## Provided entries
%%
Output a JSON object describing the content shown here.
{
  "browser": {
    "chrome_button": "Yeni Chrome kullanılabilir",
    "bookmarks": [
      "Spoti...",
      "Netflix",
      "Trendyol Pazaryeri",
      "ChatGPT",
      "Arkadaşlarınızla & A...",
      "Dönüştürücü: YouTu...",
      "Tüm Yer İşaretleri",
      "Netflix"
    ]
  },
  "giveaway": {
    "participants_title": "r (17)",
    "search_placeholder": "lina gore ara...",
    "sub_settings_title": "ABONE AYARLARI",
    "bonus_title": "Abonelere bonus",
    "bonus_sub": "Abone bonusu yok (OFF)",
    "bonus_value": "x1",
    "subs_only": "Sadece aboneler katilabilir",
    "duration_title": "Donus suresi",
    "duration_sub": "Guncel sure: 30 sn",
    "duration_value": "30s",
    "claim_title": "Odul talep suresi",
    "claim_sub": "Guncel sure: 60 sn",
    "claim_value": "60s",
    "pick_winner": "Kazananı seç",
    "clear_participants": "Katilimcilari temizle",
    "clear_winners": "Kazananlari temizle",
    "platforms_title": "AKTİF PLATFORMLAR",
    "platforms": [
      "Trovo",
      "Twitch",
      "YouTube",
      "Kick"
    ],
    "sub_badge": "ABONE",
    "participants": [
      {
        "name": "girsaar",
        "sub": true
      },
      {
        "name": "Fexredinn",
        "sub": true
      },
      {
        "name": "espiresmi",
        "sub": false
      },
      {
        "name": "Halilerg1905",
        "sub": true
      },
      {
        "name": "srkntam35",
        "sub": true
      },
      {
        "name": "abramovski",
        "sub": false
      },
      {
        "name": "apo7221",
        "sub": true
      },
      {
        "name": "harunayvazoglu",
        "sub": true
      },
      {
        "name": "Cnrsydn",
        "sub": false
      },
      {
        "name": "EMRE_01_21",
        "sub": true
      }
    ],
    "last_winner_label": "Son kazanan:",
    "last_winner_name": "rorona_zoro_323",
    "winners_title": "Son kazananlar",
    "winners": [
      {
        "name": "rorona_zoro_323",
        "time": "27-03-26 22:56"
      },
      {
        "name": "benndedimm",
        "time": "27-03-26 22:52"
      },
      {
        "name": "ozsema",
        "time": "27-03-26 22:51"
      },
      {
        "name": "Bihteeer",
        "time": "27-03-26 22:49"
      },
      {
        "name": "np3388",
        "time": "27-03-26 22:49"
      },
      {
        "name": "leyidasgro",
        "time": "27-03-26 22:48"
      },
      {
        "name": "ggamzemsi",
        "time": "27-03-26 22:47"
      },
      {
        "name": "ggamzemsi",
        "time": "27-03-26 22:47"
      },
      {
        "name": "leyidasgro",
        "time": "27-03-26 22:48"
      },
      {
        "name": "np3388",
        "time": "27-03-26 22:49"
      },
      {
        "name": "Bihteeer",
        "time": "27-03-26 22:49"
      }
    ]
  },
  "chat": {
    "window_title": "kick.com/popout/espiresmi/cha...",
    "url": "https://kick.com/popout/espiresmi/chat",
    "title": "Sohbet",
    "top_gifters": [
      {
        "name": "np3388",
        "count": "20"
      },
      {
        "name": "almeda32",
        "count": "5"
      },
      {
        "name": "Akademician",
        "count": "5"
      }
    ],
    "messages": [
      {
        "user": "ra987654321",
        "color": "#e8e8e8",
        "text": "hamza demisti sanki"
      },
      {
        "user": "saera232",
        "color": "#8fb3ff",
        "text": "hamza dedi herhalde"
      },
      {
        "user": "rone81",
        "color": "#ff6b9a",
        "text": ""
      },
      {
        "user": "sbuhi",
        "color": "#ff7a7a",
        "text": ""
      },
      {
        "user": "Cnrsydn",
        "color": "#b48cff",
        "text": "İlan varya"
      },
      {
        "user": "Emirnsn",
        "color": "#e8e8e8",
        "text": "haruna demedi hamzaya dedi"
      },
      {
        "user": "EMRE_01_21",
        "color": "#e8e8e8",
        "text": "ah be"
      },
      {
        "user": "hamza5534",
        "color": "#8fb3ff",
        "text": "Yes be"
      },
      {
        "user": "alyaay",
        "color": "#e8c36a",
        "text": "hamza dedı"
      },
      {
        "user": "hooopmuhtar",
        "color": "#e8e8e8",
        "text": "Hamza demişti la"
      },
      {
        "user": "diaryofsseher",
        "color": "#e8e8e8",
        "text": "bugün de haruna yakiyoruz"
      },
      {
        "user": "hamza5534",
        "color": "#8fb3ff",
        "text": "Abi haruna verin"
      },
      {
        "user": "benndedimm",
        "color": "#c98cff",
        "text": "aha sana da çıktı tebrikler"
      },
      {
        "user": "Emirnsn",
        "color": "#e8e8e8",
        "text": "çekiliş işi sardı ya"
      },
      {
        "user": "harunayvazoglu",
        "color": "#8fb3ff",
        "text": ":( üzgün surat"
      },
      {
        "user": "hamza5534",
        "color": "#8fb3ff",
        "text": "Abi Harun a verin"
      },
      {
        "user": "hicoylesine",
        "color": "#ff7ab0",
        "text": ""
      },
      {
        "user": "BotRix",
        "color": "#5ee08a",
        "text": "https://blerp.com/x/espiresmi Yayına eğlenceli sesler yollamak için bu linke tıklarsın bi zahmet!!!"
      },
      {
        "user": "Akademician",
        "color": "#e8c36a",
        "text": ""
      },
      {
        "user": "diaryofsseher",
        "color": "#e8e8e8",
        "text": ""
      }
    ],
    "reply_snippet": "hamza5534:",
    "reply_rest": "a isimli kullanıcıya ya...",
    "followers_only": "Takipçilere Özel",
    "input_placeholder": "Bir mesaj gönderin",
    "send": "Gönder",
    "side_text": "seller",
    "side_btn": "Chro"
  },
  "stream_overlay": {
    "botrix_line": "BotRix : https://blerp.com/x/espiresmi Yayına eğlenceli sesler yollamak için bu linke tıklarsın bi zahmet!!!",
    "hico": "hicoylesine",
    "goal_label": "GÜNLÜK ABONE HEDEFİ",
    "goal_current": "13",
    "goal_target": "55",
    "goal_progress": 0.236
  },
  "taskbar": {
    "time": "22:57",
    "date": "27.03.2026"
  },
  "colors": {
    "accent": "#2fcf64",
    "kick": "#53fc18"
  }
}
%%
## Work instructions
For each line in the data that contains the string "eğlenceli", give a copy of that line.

## Finished exercise
        "text": "https://blerp.com/x/espiresmi Yayına eğlenceli sesler yollamak için bu linke tıklarsın bi zahmet!!!"
    "botrix_line": "BotRix : https://blerp.com/x/espiresmi Yayına eğlenceli sesler yollamak için bu linke tıklarsın bi zahmet!!!",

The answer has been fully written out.